By 1996, she was spending her days working in the salon and her nights running the city streets. That year, she was standing on a street corner with a pocketful of money, when she was assaulted.
"I heard a car door slam and then there was a hit to my head," she recalls. "There was so much bleeding, they didn't think I would live."
She suffered a traumatic brain injury and spent weeks in an intensive care unit. After recovering, Saccu says she tried to return to her former life, but the next few years proved difficult.
"I got deeper into drugs, then trouble with the law, and then my drug addiction went to greater lengths," she says. "I was prostituting, stealing, and living on the streets."
During the next 10 years, Saccu was in and out of York Correctional Institution in Niantic.
When Saccu came to Hope House in June 2012, it was after spending 3½ weeks at a transitional-living house in New Haven, and three months at Stonington Institute. Earlier that year, she found herself standing in front of a judge, waiting for her sentence in a credit card case. She was facing a one-year suspended sentence and two years of probation.
"I was not scared of doing time. I was used to doing time. But I just laid it all out for the probation officer," she says. "I was pretty much running a crack house and prostituting myself. There was so much shame and disgust, and I couldn't take it. I finally said I was done."
While at Stonington Institute, Saccu began thinking and praying – about where her life was headed and what she needed to do to get there. She researched a few places that would have openings available, but kept coming back to Hope House, despite the five-page list of rules that she had come across.
"I was like 'Are you kidding me, God?', but you know what, I decided to come anyway," she says, despite not knowing that five-page list had been whittled down to just two rules. "When I was in prison, a lady invited me to Bible study and I went. And then I went back every Wednesday, even though I was skeptical.
"In my heart, I knew these people had something and I wanted to find out what it is. They had so much freedom and happiness," Saccu says.
These days, she spends her days teaching Bible study, doing chores, writing in her journal, and volunteering, singing, and attending recovery meetings at local churches.
She's spoken to high school students about addiction and where it can lead, and is working with her mentor to secure a scholarship to attend college in the fall. Three years from now, Saccu sees herself back at York, not as an inmate, but as a former prisoner whose mission is to support incarcerated women through a faith-based ministry.
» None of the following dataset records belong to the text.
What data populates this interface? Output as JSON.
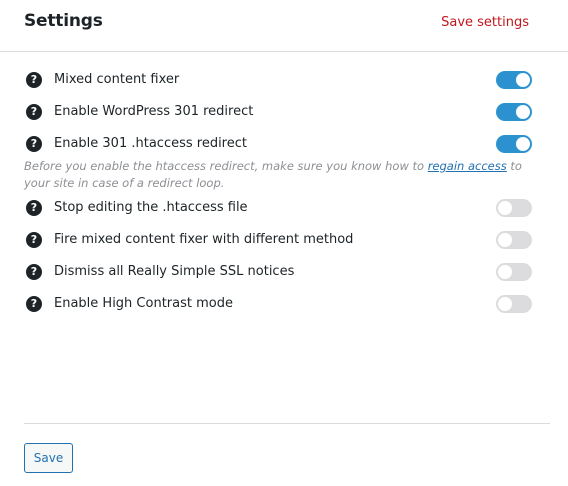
{
  "header": {
    "title": "Settings",
    "save_link": "Save settings"
  },
  "settings_top": [
    {
      "label": "Mixed content fixer",
      "enabled": true
    },
    {
      "label": "Enable WordPress 301 redirect",
      "enabled": true
    },
    {
      "label": "Enable 301 .htaccess redirect",
      "enabled": true
    }
  ],
  "notice": {
    "before": "Before you enable the htaccess redirect, make sure you know how to ",
    "link": "regain access",
    "after": " to your site in case of a redirect loop."
  },
  "settings_bottom": [
    {
      "label": "Stop editing the .htaccess file",
      "enabled": false
    },
    {
      "label": "Fire mixed content fixer with different method",
      "enabled": false
    },
    {
      "label": "Dismiss all Really Simple SSL notices",
      "enabled": false
    },
    {
      "label": "Enable High Contrast mode",
      "enabled": false
    }
  ],
  "help_icon_glyph": "?",
  "footer": {
    "save_label": "Save"
  },
  "colors": {
    "toggle_on": "#2b92cf",
    "toggle_off": "#dcdcde",
    "accent_link": "#c3171c",
    "primary": "#2271b1"
  }
}
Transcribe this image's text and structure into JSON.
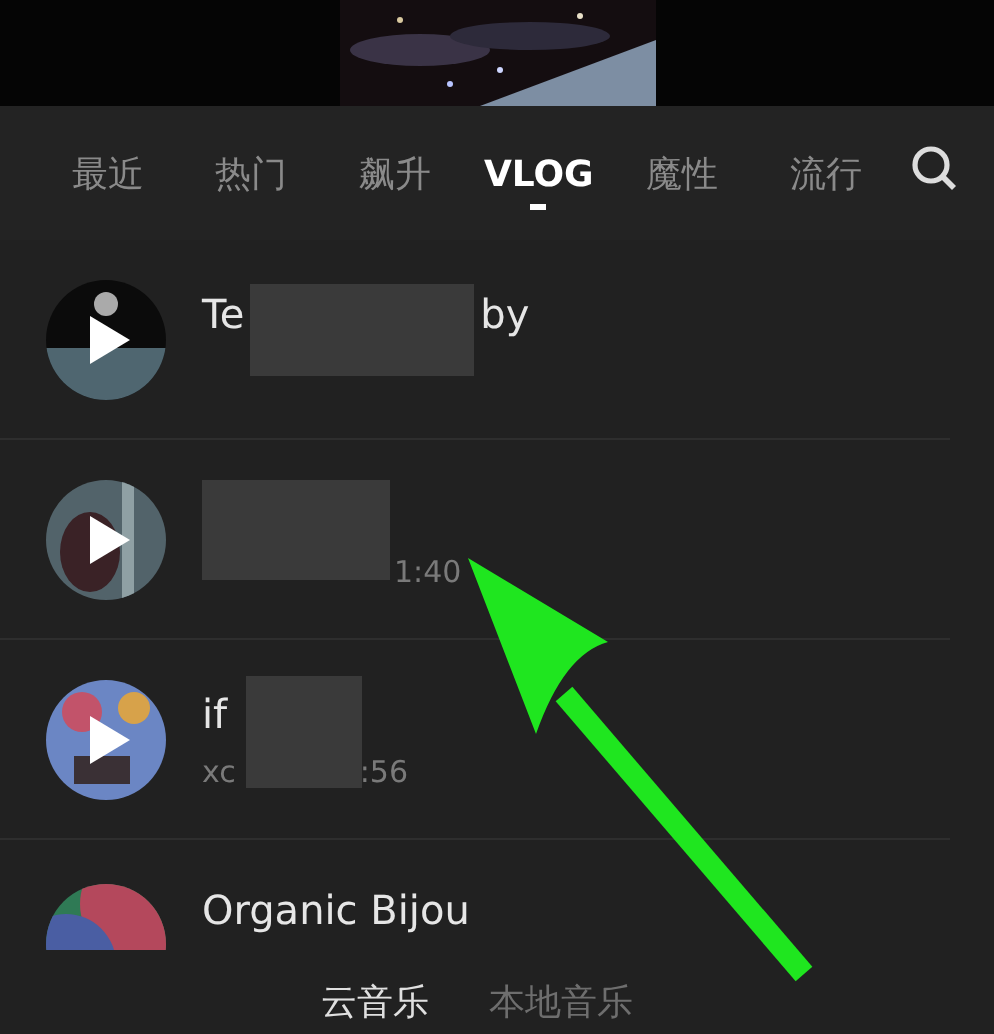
{
  "tabs": [
    {
      "label": "最近",
      "selected": false
    },
    {
      "label": "热门",
      "selected": false
    },
    {
      "label": "飙升",
      "selected": false
    },
    {
      "label": "VLOG",
      "selected": true
    },
    {
      "label": "魔性",
      "selected": false
    },
    {
      "label": "流行",
      "selected": false
    }
  ],
  "tracks": [
    {
      "title_start": "Te",
      "title_end": "by",
      "redacted": true
    },
    {
      "subtitle_end": "1:40",
      "redacted": true
    },
    {
      "title_start": "if",
      "subtitle_start": "xc",
      "subtitle_end": ":56",
      "redacted": true
    },
    {
      "title_start": "Organic Bijou",
      "redacted": false
    }
  ],
  "bottom_tabs": [
    {
      "label": "云音乐",
      "selected": true
    },
    {
      "label": "本地音乐",
      "selected": false
    }
  ],
  "annotation": {
    "kind": "arrow"
  }
}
"I want them to know that they don't have to settle or sell themselves short, to keep running after what (they) think is the answer," she says. "I didn't think God could still love me after all I've done, but you pray for what you need and God shows up."
Community of Hope Inc.